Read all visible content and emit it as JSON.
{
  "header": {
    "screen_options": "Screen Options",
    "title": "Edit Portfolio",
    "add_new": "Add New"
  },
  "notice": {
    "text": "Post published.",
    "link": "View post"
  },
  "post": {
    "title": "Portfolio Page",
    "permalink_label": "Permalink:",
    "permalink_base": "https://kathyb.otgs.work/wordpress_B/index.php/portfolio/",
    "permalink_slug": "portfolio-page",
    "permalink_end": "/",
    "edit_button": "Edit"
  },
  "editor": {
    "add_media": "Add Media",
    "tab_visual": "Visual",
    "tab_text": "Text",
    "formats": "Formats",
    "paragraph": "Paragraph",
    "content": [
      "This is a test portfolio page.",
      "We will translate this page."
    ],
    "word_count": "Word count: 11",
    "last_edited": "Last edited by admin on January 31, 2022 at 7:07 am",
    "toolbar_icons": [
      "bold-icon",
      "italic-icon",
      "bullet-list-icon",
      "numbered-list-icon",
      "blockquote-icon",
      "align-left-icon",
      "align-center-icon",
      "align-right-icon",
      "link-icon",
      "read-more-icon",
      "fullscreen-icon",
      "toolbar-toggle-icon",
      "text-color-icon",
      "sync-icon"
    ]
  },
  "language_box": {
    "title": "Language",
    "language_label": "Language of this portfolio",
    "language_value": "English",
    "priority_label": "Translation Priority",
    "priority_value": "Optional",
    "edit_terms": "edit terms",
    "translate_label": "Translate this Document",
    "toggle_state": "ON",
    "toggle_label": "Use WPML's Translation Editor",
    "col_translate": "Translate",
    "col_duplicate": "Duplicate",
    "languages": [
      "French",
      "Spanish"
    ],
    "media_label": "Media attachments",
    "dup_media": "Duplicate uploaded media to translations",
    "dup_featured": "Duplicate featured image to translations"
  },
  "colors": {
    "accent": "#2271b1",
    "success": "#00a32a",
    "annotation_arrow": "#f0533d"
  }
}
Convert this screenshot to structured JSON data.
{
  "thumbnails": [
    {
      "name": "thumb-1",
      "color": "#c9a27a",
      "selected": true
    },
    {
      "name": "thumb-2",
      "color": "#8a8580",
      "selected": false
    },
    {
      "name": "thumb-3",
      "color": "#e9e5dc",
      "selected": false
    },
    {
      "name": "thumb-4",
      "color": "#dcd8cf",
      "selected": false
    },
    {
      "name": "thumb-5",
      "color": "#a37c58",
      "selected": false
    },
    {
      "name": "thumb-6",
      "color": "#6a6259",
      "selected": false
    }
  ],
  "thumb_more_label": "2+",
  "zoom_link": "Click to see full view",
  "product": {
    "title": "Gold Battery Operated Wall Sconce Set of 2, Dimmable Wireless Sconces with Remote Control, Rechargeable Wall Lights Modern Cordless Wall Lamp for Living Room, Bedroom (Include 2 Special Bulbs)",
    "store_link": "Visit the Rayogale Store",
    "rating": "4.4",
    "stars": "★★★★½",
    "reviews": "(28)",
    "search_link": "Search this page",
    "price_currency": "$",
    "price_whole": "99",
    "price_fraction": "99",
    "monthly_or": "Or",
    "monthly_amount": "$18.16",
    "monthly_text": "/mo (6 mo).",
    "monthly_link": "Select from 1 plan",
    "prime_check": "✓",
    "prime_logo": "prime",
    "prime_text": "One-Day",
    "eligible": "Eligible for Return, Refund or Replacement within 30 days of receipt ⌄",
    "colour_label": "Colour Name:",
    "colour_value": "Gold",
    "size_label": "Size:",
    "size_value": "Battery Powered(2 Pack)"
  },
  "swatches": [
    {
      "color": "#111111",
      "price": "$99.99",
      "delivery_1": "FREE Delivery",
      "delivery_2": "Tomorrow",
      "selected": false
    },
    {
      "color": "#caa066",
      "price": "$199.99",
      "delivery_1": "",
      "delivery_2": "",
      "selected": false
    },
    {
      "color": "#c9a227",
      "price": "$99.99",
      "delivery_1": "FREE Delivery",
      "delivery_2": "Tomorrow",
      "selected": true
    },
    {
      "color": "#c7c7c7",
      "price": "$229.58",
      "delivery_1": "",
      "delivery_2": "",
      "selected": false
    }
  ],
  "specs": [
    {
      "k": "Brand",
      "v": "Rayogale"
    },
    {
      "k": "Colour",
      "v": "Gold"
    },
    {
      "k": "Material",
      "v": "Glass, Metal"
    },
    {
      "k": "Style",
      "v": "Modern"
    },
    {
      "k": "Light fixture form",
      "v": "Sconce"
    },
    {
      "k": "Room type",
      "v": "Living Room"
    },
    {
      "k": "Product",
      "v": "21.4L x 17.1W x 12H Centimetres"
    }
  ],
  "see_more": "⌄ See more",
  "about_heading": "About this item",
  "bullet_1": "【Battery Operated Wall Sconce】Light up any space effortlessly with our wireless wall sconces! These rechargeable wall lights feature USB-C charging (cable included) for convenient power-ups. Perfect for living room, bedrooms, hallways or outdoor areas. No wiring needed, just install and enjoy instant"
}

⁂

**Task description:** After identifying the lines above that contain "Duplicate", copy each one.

**Response for this exercise:**
    "col_duplicate": "Duplicate",
    "dup_media": "Duplicate uploaded media to translations",
    "dup_featured": "Duplicate featured image to translations"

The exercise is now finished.